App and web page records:
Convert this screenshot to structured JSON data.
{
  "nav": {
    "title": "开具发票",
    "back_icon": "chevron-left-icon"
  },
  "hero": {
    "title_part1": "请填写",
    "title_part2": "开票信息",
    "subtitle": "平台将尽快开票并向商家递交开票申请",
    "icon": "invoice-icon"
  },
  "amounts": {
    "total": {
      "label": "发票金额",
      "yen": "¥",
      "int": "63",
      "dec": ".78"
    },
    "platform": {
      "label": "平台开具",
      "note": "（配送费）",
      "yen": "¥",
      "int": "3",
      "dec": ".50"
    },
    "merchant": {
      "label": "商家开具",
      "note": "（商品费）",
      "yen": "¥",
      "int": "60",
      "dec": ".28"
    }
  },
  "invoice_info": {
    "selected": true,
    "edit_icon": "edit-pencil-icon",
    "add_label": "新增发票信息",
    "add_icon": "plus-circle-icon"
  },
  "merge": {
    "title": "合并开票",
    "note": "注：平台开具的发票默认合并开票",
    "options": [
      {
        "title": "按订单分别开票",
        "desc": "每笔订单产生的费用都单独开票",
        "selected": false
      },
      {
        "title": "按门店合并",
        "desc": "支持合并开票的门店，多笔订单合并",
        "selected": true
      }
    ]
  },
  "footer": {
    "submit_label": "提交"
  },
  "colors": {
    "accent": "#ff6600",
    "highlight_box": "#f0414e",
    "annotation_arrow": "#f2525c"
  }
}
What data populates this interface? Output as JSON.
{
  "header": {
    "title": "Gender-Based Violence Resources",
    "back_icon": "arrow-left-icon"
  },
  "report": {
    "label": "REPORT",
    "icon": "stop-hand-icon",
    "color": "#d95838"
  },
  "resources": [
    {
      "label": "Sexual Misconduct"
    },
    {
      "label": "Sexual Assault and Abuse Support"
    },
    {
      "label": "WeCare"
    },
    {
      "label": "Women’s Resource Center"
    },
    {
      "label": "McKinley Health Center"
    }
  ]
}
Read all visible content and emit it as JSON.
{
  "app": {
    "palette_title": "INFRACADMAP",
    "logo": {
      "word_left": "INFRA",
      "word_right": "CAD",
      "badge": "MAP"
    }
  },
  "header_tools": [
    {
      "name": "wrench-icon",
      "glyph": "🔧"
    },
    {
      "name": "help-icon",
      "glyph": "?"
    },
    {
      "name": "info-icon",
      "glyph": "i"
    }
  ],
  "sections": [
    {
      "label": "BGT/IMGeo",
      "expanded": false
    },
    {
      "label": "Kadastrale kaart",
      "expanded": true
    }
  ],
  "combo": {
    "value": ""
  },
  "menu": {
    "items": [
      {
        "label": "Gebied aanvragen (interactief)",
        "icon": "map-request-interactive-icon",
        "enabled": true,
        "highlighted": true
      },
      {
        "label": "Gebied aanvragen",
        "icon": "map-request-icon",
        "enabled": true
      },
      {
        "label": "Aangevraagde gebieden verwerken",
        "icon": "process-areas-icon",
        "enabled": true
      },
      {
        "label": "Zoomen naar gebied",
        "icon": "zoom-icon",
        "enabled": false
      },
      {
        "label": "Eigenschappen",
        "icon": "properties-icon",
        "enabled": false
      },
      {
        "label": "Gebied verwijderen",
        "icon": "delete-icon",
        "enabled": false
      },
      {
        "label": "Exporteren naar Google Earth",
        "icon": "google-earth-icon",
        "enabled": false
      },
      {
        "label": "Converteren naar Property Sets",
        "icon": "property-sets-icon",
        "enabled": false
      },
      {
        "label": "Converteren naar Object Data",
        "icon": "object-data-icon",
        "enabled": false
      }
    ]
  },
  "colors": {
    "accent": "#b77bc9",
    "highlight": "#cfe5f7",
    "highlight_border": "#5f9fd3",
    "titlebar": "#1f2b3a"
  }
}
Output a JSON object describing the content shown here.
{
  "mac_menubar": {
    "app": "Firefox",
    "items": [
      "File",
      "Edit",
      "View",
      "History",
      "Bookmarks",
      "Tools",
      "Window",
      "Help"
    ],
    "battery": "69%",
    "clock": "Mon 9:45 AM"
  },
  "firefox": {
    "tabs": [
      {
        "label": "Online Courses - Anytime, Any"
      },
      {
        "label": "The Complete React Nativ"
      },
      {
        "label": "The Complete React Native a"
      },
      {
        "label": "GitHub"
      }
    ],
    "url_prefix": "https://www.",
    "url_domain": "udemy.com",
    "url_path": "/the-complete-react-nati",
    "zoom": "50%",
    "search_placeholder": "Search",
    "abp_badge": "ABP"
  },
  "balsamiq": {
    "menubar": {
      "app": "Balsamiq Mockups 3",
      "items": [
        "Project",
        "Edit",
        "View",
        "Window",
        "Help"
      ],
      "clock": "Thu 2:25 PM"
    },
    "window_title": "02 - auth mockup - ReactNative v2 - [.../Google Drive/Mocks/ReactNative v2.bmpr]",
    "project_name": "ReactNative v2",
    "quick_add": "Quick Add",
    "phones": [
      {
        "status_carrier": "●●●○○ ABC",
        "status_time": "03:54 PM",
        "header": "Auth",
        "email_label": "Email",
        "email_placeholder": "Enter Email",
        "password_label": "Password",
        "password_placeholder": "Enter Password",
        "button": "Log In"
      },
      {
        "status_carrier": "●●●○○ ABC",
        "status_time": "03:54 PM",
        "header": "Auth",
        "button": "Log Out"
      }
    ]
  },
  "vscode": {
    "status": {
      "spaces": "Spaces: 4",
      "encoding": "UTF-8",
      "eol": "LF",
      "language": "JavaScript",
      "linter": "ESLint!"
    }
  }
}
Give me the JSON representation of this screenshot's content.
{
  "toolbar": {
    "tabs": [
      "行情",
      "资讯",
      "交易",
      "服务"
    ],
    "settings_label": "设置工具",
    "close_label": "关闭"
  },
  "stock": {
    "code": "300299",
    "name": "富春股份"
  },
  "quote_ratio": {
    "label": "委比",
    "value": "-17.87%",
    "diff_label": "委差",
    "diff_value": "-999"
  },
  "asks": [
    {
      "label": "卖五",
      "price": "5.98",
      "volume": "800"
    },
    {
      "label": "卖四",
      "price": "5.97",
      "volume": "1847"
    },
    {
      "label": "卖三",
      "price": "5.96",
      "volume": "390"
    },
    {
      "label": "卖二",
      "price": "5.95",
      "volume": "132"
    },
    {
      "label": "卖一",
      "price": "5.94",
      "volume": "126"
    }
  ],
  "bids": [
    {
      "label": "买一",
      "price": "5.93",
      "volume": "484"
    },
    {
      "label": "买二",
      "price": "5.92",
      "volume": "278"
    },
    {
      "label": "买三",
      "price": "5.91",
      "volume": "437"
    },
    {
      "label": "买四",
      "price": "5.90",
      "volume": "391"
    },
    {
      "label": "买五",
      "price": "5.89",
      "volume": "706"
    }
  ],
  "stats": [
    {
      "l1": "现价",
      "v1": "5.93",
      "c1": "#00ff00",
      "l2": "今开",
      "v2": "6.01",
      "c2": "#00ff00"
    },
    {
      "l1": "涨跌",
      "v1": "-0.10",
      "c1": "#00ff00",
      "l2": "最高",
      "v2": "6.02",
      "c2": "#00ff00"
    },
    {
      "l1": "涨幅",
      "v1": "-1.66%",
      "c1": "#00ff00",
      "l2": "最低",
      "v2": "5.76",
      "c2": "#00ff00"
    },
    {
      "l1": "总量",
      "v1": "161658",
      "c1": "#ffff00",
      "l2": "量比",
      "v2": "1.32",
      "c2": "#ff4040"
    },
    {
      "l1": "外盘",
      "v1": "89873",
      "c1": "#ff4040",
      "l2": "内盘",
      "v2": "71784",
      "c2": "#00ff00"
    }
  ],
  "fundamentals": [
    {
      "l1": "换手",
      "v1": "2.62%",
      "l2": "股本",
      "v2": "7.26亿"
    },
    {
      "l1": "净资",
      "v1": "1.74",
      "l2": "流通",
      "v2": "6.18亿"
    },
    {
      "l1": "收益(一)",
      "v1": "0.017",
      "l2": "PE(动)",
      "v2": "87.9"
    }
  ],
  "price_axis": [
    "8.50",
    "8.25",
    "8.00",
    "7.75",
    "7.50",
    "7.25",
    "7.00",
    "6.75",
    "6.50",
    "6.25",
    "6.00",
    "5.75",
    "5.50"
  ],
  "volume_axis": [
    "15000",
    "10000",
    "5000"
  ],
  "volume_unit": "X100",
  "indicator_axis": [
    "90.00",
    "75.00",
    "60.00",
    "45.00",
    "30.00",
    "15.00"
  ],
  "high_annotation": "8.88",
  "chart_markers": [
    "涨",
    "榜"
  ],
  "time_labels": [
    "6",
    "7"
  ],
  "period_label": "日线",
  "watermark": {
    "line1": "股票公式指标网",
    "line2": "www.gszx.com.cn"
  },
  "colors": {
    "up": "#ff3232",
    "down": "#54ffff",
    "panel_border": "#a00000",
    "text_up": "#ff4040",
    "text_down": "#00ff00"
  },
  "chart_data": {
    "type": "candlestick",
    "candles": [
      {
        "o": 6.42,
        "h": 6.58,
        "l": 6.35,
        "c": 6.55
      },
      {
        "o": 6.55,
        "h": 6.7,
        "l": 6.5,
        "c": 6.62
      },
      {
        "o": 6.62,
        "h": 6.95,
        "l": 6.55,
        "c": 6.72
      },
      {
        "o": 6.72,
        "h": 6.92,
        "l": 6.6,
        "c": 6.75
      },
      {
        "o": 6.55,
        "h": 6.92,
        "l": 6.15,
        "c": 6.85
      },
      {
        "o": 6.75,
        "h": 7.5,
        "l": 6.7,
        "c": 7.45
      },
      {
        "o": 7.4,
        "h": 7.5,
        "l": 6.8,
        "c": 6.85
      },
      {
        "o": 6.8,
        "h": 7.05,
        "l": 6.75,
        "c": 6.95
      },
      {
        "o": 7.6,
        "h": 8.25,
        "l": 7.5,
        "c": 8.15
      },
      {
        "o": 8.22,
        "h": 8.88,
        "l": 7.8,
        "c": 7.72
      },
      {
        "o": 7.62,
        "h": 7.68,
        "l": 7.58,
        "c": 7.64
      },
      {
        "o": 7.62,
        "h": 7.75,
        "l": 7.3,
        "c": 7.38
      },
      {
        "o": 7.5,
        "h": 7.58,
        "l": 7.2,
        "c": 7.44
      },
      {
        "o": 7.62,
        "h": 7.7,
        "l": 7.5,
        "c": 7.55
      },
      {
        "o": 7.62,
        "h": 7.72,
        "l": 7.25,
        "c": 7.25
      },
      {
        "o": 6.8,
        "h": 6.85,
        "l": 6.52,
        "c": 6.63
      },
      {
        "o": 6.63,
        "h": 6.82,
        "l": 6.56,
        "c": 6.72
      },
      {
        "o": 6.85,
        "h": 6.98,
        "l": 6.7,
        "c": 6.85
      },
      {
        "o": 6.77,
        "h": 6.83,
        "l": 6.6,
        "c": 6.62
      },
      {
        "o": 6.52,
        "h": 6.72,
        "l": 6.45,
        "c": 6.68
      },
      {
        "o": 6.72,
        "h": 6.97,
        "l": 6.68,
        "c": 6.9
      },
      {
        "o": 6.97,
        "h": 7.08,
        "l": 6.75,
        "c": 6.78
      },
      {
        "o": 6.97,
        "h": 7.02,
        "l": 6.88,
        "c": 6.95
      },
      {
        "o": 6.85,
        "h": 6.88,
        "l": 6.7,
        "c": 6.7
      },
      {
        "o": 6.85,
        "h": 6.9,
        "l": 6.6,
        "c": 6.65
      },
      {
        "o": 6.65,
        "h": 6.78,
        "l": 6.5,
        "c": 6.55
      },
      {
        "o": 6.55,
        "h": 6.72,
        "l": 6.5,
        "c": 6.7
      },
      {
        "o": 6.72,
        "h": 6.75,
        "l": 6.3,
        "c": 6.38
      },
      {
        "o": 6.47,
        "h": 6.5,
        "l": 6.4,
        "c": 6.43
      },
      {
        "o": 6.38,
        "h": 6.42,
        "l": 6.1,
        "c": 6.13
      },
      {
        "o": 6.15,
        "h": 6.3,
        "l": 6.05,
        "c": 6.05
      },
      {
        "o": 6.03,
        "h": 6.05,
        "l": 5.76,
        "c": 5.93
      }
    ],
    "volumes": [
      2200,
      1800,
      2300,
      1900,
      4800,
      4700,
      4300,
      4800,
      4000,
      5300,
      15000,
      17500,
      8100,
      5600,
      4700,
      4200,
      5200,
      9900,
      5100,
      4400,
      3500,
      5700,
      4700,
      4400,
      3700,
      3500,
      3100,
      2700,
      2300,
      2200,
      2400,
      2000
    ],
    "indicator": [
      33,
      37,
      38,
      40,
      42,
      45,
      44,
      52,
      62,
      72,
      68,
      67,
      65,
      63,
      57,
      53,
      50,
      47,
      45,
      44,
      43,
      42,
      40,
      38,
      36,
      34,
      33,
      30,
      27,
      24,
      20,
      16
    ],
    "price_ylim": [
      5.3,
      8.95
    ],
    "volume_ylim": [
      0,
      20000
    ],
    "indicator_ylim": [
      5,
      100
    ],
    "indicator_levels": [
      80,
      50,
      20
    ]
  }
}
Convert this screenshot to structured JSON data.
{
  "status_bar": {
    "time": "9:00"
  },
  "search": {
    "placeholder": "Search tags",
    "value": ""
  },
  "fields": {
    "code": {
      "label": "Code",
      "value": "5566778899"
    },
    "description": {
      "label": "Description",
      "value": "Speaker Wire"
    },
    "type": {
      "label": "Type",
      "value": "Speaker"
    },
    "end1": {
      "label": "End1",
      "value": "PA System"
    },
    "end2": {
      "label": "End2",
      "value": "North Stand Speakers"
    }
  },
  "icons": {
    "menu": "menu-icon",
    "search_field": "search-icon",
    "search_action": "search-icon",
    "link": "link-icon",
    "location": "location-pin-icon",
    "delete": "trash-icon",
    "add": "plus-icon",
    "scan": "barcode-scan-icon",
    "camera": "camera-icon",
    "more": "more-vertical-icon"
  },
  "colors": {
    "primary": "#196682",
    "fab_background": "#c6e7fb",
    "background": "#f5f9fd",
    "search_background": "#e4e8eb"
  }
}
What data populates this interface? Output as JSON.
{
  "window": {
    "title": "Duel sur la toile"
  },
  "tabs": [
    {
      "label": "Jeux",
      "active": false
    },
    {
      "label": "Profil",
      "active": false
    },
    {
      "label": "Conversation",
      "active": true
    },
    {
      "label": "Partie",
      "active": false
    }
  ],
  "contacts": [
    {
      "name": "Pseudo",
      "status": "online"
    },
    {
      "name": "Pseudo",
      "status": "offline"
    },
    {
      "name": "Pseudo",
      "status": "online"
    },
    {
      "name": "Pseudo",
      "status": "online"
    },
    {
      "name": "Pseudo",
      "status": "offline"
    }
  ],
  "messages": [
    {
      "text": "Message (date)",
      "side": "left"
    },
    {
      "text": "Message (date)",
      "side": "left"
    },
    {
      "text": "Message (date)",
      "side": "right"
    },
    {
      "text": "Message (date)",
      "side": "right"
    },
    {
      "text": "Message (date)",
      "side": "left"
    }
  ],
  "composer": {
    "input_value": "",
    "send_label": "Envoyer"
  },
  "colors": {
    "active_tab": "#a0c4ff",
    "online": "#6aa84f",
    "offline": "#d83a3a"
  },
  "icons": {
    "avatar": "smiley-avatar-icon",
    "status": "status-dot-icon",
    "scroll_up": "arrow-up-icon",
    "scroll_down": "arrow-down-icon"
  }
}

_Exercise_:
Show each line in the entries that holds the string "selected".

_Solution_:
    "selected": true,
        "selected": false
        "selected": true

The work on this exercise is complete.